“The Banshees of Inisherin” was written & directed by Martin McDonagh, the director of “In Bruges” and “Three Billboards Outside Ebbing, Missouri.” Taking place on a small island off the coast of Ireland in 1923, the film follows the dimwitted and kindhearted Pádraic (Colin Farrell) when his longtime friend Colm (Brendan Gleeson) abruptly terminates their relationship. What starts as a sharp and witty comedy evolves into a heartbreaking study of loneliness, existentialism, and the need for purpose in life.
McDonagh is a master at balancing tone. He’ll have the audience belly-laughing in one scene and make them rethink their life choices in the next. Somehow every single joke in this film lands. Each one is meticulously written, performed, and edited. It’s refreshing to see a film that actually puts effort into its humor during this era dominated by generic comic book films. “The Banshees of Inisherin” doesn’t try to appease the lowest common denominator with some out of place and annoyingly safe quips. The jokes feel natural in the story, serving the narrative by calling out how over-the-top some of the situations are while also adding much-needed levity during some dark moments.
But make no mistake: “The Banshees of Inisherin” is not a film that you’ll leave with nothing but a smile. It thrives in its thematic richness with its undeniably universal messages that draw emotions from anyone who experiences it. Characters endure heavy loss, force each other to become worse people, and debate their reasons for existence on this isolated rock.
Brendan Gleeson is phenomenal as Colm, a man who simply wants to live life with meaning but becomes a monster in the process. He aims to accomplish his dreams in his fleeting years after decades of meaningless existence. He becomes terrified of death, tired of ignoring it just to learn what’s in the feces of Pádraic’s donkey. Colm is an incredibly tragic character, and while you want to like him because of how relatable he is, you can’t help but be intimidated by how far he’ll go to isolate someone as nice as Pádraic.
Speaking of Pádraic, this character is one of the best of the decade, He’s undoubtedly a simpleton, living his life carefree with blissful ignorance and not realizing how immature it is to talk about donkey excrement, but that’s why he’s so lovable (and hysterical). Pádraic is just a nice guy trying to balance his relationships and stay happy. So when his life crumbles down as he slowly becomes a nastier person to cope with Colm’s actions, it’s incredibly heartbreaking.
This is Colin Farrell’s best performance. Period. In fact, I think it’s the best performance of the year thus far. Farrell is charismatic as can be here, lighting up the screen with a smile and blackening it with a simple gaze. He plays Pádraic beautifully, not overacting to express the character’s goofiness and turmoil, but rather trusting the audience to understand his thought process. It’s a wonderfully understated performance with most of the emotion being expressed through his eyes rather than his words. You don’t see Colin Farrell, just Pádraic: this endearing man who deteriorates into the kind of person he despises.

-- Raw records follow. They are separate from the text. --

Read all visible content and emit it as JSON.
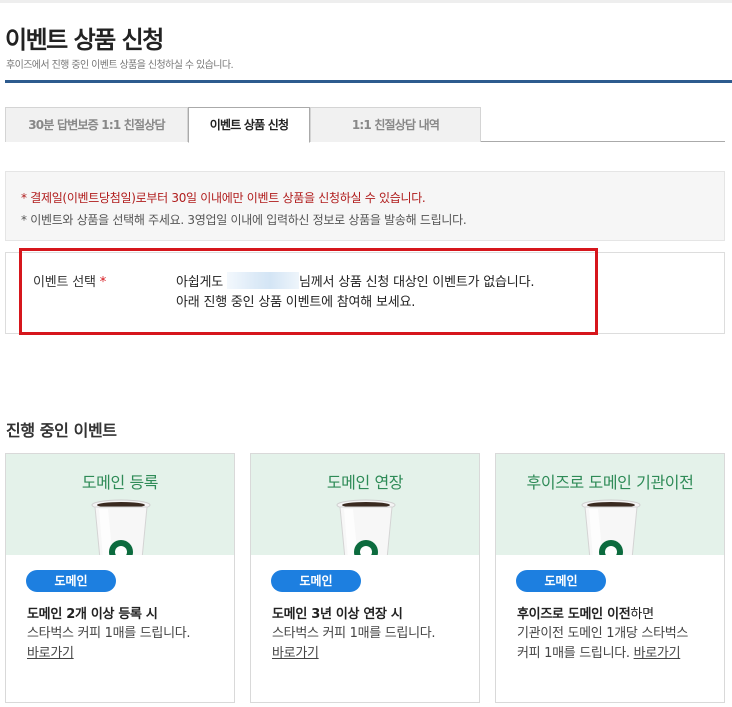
{
  "page": {
    "title": "이벤트 상품 신청",
    "subtitle": "후이즈에서 진행 중인 이벤트 상품을 신청하실 수 있습니다."
  },
  "tabs": [
    {
      "label": "30분 답변보증 1:1 친절상담",
      "active": false
    },
    {
      "label": "이벤트 상품 신청",
      "active": true
    },
    {
      "label": "1:1 친절상담 내역",
      "active": false
    }
  ],
  "notice": {
    "line1": "* 결제일(이벤트당첨일)로부터 30일 이내에만 이벤트 상품을 신청하실 수 있습니다.",
    "line2": "* 이벤트와 상품을 선택해 주세요. 3영업일 이내에 입력하신 정보로 상품을 발송해 드립니다."
  },
  "event_select": {
    "label": "이벤트 선택",
    "required_mark": "*",
    "msg_prefix": "아쉽게도",
    "msg_suffix": "님께서 상품 신청 대상인 이벤트가 없습니다.",
    "msg_line2": "아래 진행 중인 상품 이벤트에 참여해 보세요."
  },
  "ongoing": {
    "title": "진행 중인 이벤트",
    "cards": [
      {
        "title": "도메인 등록",
        "badge": "도메인",
        "heading": "도메인 2개 이상 등록 시",
        "desc": "스타벅스 커피 1매를 드립니다.",
        "link": "바로가기"
      },
      {
        "title": "도메인 연장",
        "badge": "도메인",
        "heading": "도메인 3년 이상 연장 시",
        "desc": "스타벅스 커피 1매를 드립니다.",
        "link": "바로가기"
      },
      {
        "title": "후이즈로 도메인 기관이전",
        "badge": "도메인",
        "heading_bold": "후이즈로 도메인 이전",
        "heading_normal": "하면",
        "desc_line1": "기관이전 도메인 1개당 스타벅스",
        "desc_line2": "커피 1매를 드립니다.",
        "link": "바로가기"
      }
    ]
  },
  "colors": {
    "title_rule": "#2d5b8e",
    "highlight_frame": "#d6161c",
    "badge": "#1d7fe0",
    "card_title": "#2e8b57",
    "card_top_bg": "#e4f2ea"
  }
}
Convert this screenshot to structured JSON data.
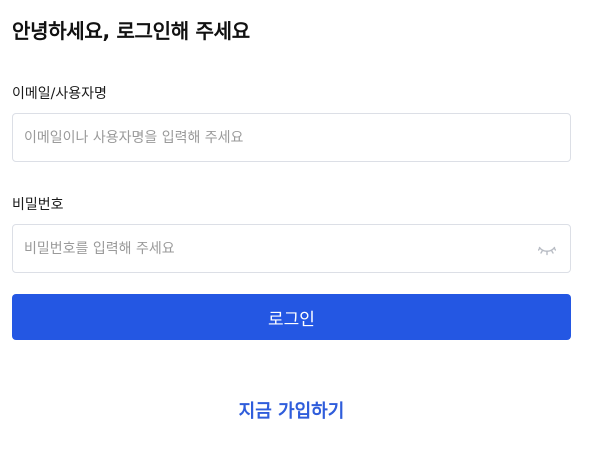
{
  "page": {
    "title": "안녕하세요, 로그인해 주세요"
  },
  "email_field": {
    "label": "이메일/사용자명",
    "value": "",
    "placeholder": "이메일이나 사용자명을 입력해 주세요"
  },
  "password_field": {
    "label": "비밀번호",
    "value": "",
    "placeholder": "비밀번호를 입력해 주세요",
    "toggle_icon": "eye-closed-icon"
  },
  "login_button": {
    "label": "로그인"
  },
  "signup_link": {
    "label": "지금 가입하기"
  },
  "colors": {
    "accent": "#2457e3",
    "link": "#2f5ddb",
    "border": "#dcdfe6",
    "placeholder": "#9a9a9a"
  }
}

The supporting cast is outstanding as well. Kerry Condon as Pádraic’s sister Siobhan brings a great fire to her character. She’s just as funny as the rest of the cast while also having this wise intelligence and strong moral compass. In many ways she’s the antithesis of Colm; while she also yearns to escape her meaningless existence on Inisherin, she rarely endangers others to do so. Additionally, Barry Keoghan is a scene-stealer as Dominic, commonly dubbed the dumbest person on Inisherin. He’s sort of Pádraic’s sidekick despite Pádraic and everyone else despising him due to his tendency to consistently say or do the wrong thing at the wrong time. He’s basically Newman from “Seinfeld.” Who doesn’t enjoy Newman?
I also love the setting of the film. Inisherin is such a peaceful and breathtaking environment straight out of a computer lockscreen. The routines, lifestyles, and conversations of the wide array of quirky side characters are consistently entertaining as well. World-building is integral to immersing an audience, and “The Banshees of Inisherin” excels at it.
If I had to scour for negatives, I’d say the film runs on just a bit too long. There’s multiple points where you think the film is about to end, and then it’ll continue for another few minutes. Those few minutes are still great, but to get there you have to drive over a speed bump.
“The Banshees of Inisherin” has stuck with me ever since I left the theater. Using an extremely simple premise, Martin McDonagh crafted a deeply impactful and thought-provoking film full of themes and memorable characters. Unfortunately, the film has a limited release, so if you have a theater nearby that’s playing it, support the movie. It’s awesome. You’ll love it.